*Embarking on a grand quest with no route map. The great thing about not knowing where the journey of this sort ends is that it never need end.

ps. at about 5pm on sunny afternoons when I am elsewhere I think of the sparkling door in the studio – the thought of it makes me happy


Oh how wonderful to watch the sun stretch across the glittered door that is now propped up against the studio wall! I had not imagined that the low spring light would extend so far as to cover the entire surface.

The piece needs at least a few more layers of glitter. I am learning how to apply the binder. It is interesting to see how the glitter builds up, my hope is that as the surface becomes denser it will also become less regular and therefore catch more light from different angles.

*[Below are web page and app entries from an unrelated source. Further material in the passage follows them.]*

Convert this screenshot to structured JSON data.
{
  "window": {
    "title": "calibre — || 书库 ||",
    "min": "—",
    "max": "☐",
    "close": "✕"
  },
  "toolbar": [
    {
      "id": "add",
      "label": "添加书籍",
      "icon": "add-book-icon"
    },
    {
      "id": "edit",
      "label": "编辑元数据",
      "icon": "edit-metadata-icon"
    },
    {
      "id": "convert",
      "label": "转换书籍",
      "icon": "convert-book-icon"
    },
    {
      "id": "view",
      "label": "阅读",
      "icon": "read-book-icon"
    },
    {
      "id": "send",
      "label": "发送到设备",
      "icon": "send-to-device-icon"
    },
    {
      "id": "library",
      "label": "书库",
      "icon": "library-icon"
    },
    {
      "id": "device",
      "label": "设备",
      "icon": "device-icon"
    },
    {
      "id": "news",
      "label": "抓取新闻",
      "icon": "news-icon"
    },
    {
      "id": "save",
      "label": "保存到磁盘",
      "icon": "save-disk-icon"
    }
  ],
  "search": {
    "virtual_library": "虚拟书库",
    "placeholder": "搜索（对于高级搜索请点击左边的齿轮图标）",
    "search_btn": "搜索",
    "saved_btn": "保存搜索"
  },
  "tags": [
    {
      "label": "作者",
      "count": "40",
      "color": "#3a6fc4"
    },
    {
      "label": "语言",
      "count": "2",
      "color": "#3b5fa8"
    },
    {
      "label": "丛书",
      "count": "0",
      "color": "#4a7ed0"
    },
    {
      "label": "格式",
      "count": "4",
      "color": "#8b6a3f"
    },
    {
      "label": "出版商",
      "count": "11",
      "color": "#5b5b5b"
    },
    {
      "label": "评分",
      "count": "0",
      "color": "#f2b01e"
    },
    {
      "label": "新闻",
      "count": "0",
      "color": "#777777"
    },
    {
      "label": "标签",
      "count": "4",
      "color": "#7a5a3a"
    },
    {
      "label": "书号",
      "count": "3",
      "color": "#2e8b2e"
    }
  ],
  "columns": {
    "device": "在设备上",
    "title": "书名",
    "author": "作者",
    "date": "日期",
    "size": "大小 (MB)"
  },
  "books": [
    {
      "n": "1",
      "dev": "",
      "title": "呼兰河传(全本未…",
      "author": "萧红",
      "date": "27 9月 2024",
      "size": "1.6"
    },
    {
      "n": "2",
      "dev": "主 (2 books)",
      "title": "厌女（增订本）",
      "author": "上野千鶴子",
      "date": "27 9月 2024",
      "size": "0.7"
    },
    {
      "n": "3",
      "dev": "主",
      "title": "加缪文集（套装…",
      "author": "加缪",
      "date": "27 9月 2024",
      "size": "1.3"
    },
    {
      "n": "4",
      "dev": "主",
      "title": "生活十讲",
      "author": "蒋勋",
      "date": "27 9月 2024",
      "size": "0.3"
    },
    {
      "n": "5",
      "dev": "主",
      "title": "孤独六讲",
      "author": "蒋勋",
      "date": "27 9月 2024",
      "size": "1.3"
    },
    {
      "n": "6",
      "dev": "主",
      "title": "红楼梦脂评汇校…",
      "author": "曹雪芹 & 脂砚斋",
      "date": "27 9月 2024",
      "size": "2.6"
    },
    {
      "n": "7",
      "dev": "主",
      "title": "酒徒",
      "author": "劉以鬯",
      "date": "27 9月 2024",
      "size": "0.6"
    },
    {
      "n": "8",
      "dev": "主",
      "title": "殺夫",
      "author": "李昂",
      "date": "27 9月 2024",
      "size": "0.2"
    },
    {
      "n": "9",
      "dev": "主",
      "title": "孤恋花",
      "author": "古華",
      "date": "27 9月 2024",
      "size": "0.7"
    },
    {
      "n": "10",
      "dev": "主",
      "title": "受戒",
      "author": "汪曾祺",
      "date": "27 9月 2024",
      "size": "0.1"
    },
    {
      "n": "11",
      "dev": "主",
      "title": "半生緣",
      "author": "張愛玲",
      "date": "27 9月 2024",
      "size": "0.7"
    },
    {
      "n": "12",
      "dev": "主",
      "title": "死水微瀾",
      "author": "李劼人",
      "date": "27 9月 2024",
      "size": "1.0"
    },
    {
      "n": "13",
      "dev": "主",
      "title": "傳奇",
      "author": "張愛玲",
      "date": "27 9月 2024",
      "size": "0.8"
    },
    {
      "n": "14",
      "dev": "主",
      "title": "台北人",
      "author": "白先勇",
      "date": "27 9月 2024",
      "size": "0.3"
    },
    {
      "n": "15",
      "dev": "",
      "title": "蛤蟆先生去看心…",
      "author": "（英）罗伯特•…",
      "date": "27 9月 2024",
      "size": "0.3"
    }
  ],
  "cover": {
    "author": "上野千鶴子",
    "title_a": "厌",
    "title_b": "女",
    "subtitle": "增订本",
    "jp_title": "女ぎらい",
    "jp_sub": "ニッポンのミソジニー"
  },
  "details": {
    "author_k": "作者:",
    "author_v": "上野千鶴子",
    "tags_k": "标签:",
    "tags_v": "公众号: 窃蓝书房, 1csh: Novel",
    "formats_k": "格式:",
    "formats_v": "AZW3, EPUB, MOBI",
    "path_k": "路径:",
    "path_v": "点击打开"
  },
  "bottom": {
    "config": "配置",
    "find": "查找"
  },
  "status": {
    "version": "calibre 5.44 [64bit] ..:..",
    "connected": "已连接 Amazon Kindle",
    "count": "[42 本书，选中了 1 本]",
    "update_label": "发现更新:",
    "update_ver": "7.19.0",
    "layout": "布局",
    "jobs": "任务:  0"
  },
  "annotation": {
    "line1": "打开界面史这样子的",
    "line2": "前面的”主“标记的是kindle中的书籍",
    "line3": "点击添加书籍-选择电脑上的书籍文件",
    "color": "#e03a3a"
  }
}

Brushing off the loose glitter after the first coating revealed that nearly all the glitter that stuck fast was lying flat against the door. After the second coat it was noticeable that the glitter was beginning to fasten between and over the first layer which created a slightly more uneven surface, which in turn has improved how it sparkles.

Propping the piece up like this is the first time that I have seen it without an immediate relation to the floor. The intention has always been to wall mount the pieces as ‘landscapes’ so as to defer the moment when they are recognised as doors. The panorama-ness of the proportions is rather pleasing. While sitting back and looking at ‘it’ (I want to stop calling it ‘a door’ now that it is becoming an artwork but I have not quite found the right alternative expression just yet,) the idea of two pieces mounted so that their (respective) right- and left-hand edges meet in the corner of a room crossed my mind …

Yesterday evening I went to the opening of the group show Thinking and Speaking at Nordenhaken. The work was very academic and theoretical, which seemed almost at odds with the incredibly social bustling crowd. It is the kind of show that makes me feel that I need to read (at least) the press release to have a chance at comprehension – I was very glad to find a couple of pieces that ‘worked’ without additional information. It is not that I am against reading, but I have adopted a strategy of going to shows ‘blind’ and seeing how much I can glean from the exhibition without reading about it first. It is an excellent ploy for me as it forces me to look at the work, as opposed to looking for the confirmation of what I have read. At Christian Larsson’s neighbouring gallery Lilibeth Cuenca Rasmusen’s Mobile Mirrors opened. The show includes two performers in mirrored morph suits – the gallery was awash with reflected light splatter from them and three mirrored mannequins. It was both reassuring and unsettling to see this so soon after leaving my own sparkling and light reflecting work in the studio on the other side of town. Seeing another show for the second time, and just before the gallery* closed, I wondered about how the paintings might look in a darkened interior (something like a church), I mentioned this to the gallery director who smiled and invited me to stay while she switched off the lights. I felt immensely privileged to be given this private viewing. In less than half-light the paintings in themselves became even more luminous and ethereal, and the experience of being with them even more intimate. Light became an unexpected subject for the evening.
*(It feels odd not to name the gallery and artist but I do not want to upset anyone by making something inappropriately public.)

Meeting and chatting with another artist/student for lunch yesterday, and with others this morning was really good. It was good to get feedback on what I am writing for the research course, and also to hear what they have been thinking. Much of the discussion was in Swedish and even if I could not express myself as well as I wanted it felt good to see what I could say. I continue to be excited and delighted by the opportunities that there are to meet other artists in this city …